Sneakers are shoes primarily designed for sports or other forms of physical exercise, but which are now also widely used for everyday casual wear.
The shoes have gone by a variety of names, depending on geography, and changing over the decades. The term "sneakers" is most commonly used in the Northeastern United States, South Florida and Central Florida, parts of Canada and New Zealand. The British English equivalent of "sneaker" in its modern form is "trainer". In some urban areas in the United States, the slang for sneakers is kicks. Other terms include training shoes or trainers (Britain), sandshoes, gym boots or joggers (Geordie English in the UK and Australian English), running shoes, runners or gutties (Canada, Australia and Scotland), daps in Wales, runners in Hiberno-English, sneakers (North America, New Zealand and Australia), tennis shoes (North American and Australia), gym shoes, tennies, sports shoes, sneaks, takkies.
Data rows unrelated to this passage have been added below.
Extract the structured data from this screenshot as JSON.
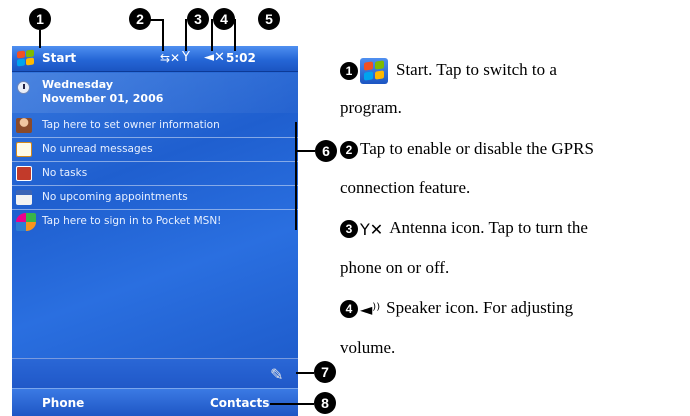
{
  "device": {
    "title_bar": {
      "start_label": "Start",
      "gprs_icon": "gprs-disconnected-icon",
      "antenna_icon": "antenna-off-icon",
      "speaker_icon": "speaker-muted-icon",
      "clock": "5:02"
    },
    "today": {
      "day": "Wednesday",
      "date": "November 01, 2006",
      "items": [
        {
          "icon": "owner-icon",
          "text": "Tap here to set owner information"
        },
        {
          "icon": "mail-icon",
          "text": "No unread messages"
        },
        {
          "icon": "tasks-icon",
          "text": "No tasks"
        },
        {
          "icon": "calendar-icon",
          "text": "No upcoming appointments"
        },
        {
          "icon": "msn-butterfly-icon",
          "text": "Tap here to sign in to Pocket MSN!"
        }
      ]
    },
    "softkeys": {
      "left": "Phone",
      "right": "Contacts"
    },
    "input_panel_icon": "input-panel-icon"
  },
  "callouts": [
    "1",
    "2",
    "3",
    "4",
    "5",
    "6",
    "7",
    "8"
  ],
  "descriptions": [
    {
      "num": "1",
      "text_a": "Start. Tap to switch to a",
      "text_b": "program."
    },
    {
      "num": "2",
      "text_a": "Tap to enable or disable the GPRS",
      "text_b": "connection feature."
    },
    {
      "num": "3",
      "text_a": "Antenna icon. Tap to turn the",
      "text_b": "phone on or off."
    },
    {
      "num": "4",
      "text_a": "Speaker icon. For adjusting",
      "text_b": "volume."
    }
  ],
  "colors": {
    "screen_blue": "#2566d6",
    "callout_black": "#000000"
  }
}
These shoes acquired the nickname 'plimsoll' in the 1870s, derived according to Nicholette Jones' book The Plimsoll Sensation, from the coloured horizontal band joining the upper to the sole, which resembled the Plimsoll line on a ship's hull. Alternatively, just like the Plimsoll line on a ship, if water got above the line of the rubber sole, the wearer would get wet.
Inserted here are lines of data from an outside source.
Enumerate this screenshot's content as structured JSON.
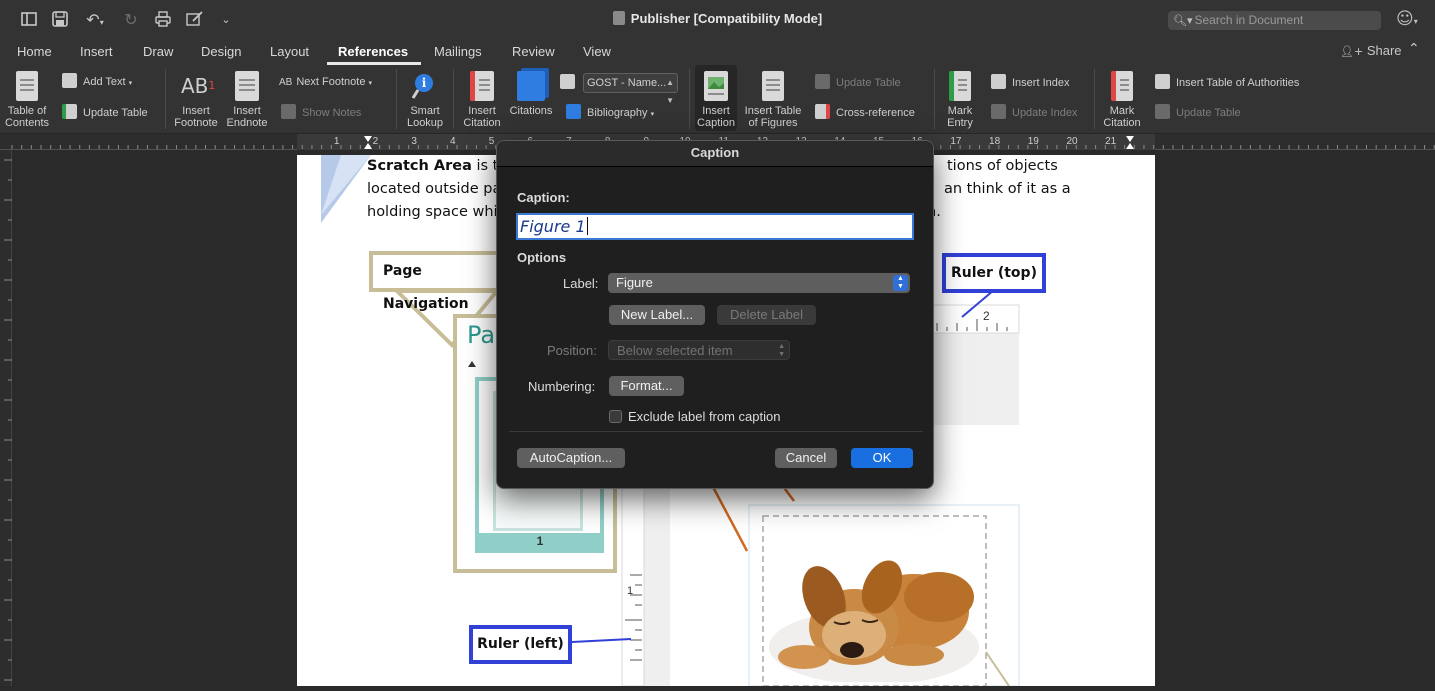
{
  "titlebar": {
    "title": "Publisher [Compatibility Mode]",
    "search_placeholder": "Search in Document",
    "icons": [
      "sidebar-icon",
      "save-icon",
      "undo-icon",
      "redo-icon",
      "print-icon",
      "edit-icon",
      "customize-icon",
      "search-icon",
      "smiley-icon"
    ]
  },
  "tabs": {
    "items": [
      "Home",
      "Insert",
      "Draw",
      "Design",
      "Layout",
      "References",
      "Mailings",
      "Review",
      "View"
    ],
    "active": "References",
    "share_label": "Share"
  },
  "ribbon": {
    "toc": "Table of\nContents",
    "add_text": "Add Text",
    "update_table_1": "Update Table",
    "insert_footnote": "Insert\nFootnote",
    "insert_endnote": "Insert\nEndnote",
    "next_footnote": "Next Footnote",
    "show_notes": "Show Notes",
    "smart_lookup": "Smart\nLookup",
    "insert_citation": "Insert\nCitation",
    "citations": "Citations",
    "style_value": "GOST - Name...",
    "bibliography": "Bibliography",
    "insert_caption": "Insert\nCaption",
    "insert_table_of_figures": "Insert Table\nof Figures",
    "update_table_2": "Update Table",
    "cross_reference": "Cross-reference",
    "mark_entry": "Mark\nEntry",
    "insert_index": "Insert Index",
    "update_index": "Update Index",
    "mark_citation": "Mark\nCitation",
    "insert_table_of_authorities": "Insert Table of Authorities",
    "update_table_3": "Update Table"
  },
  "ruler": {
    "numbers": [
      "1",
      "2",
      "3",
      "4",
      "5",
      "6",
      "7",
      "8",
      "9",
      "10",
      "11",
      "12",
      "13",
      "14",
      "15",
      "16",
      "17",
      "18",
      "19",
      "20",
      "21"
    ]
  },
  "document": {
    "line1_bold": "Scratch Area",
    "line1_a": " is th",
    "line1_b": "tions of objects",
    "line2_a": "located outside pa",
    "line2_b": "an think of it as a",
    "line3_a": "holding space while",
    "line3_b": "n.",
    "callout_page_nav": "Page Navigation",
    "callout_ruler_top": "Ruler (top)",
    "callout_ruler_left": "Ruler (left)",
    "thumb_title": "Pa",
    "thumb_page_number": "1",
    "inner_ruler_top_num": "2",
    "inner_ruler_left_num": "1"
  },
  "dialog": {
    "title": "Caption",
    "caption_label": "Caption:",
    "caption_value": "Figure 1",
    "options_label": "Options",
    "label_label": "Label:",
    "label_value": "Figure",
    "new_label_button": "New Label...",
    "delete_label_button": "Delete Label",
    "position_label": "Position:",
    "position_value": "Below selected item",
    "numbering_label": "Numbering:",
    "format_button": "Format...",
    "exclude_label": "Exclude label from caption",
    "autocaption_button": "AutoCaption...",
    "cancel_button": "Cancel",
    "ok_button": "OK"
  },
  "colors": {
    "accent": "#1a6fe0",
    "callout_gold": "#c7be97",
    "callout_blue": "#3140d6",
    "arrow_orange": "#d2691e"
  }
}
Plimsolls were widely worn by vacationers and also began to be worn by sportsmen on the tennis and croquet courts for their comfort. Special soles with engraved patterns to increase the surface grip of the shoe were developed, and these were ordered in bulk for the use of the British Army. Athletic shoes were increasingly used for leisure and outdoor activities at the turn of the 20th century - plimsolls were even found with the ill-fated Scott Antarctic expedition of 1911. Plimsolls were commonly worn by pupils in schools' physical education lessons in the UK from the 1950s until the early 1970s.
|Shipping Time||Ready to ship in 1 Business Day|
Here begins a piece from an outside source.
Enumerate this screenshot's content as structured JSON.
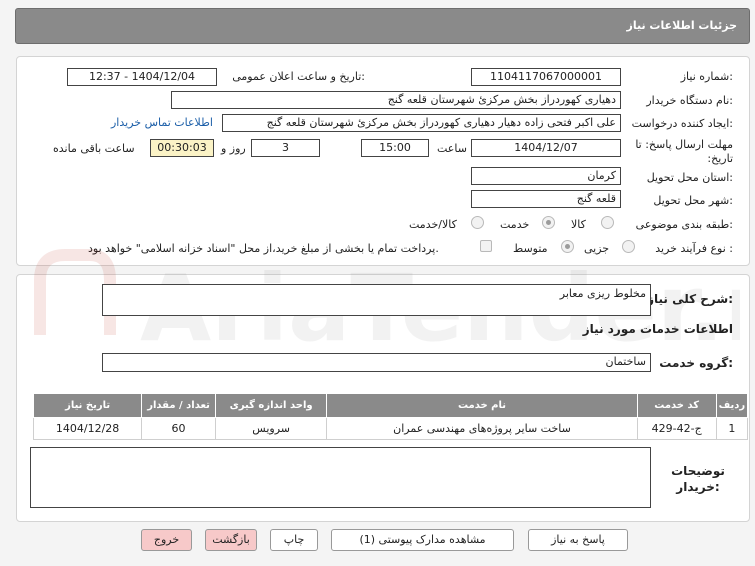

|Location||Paris, Ile-de-France, France|
No reviews found.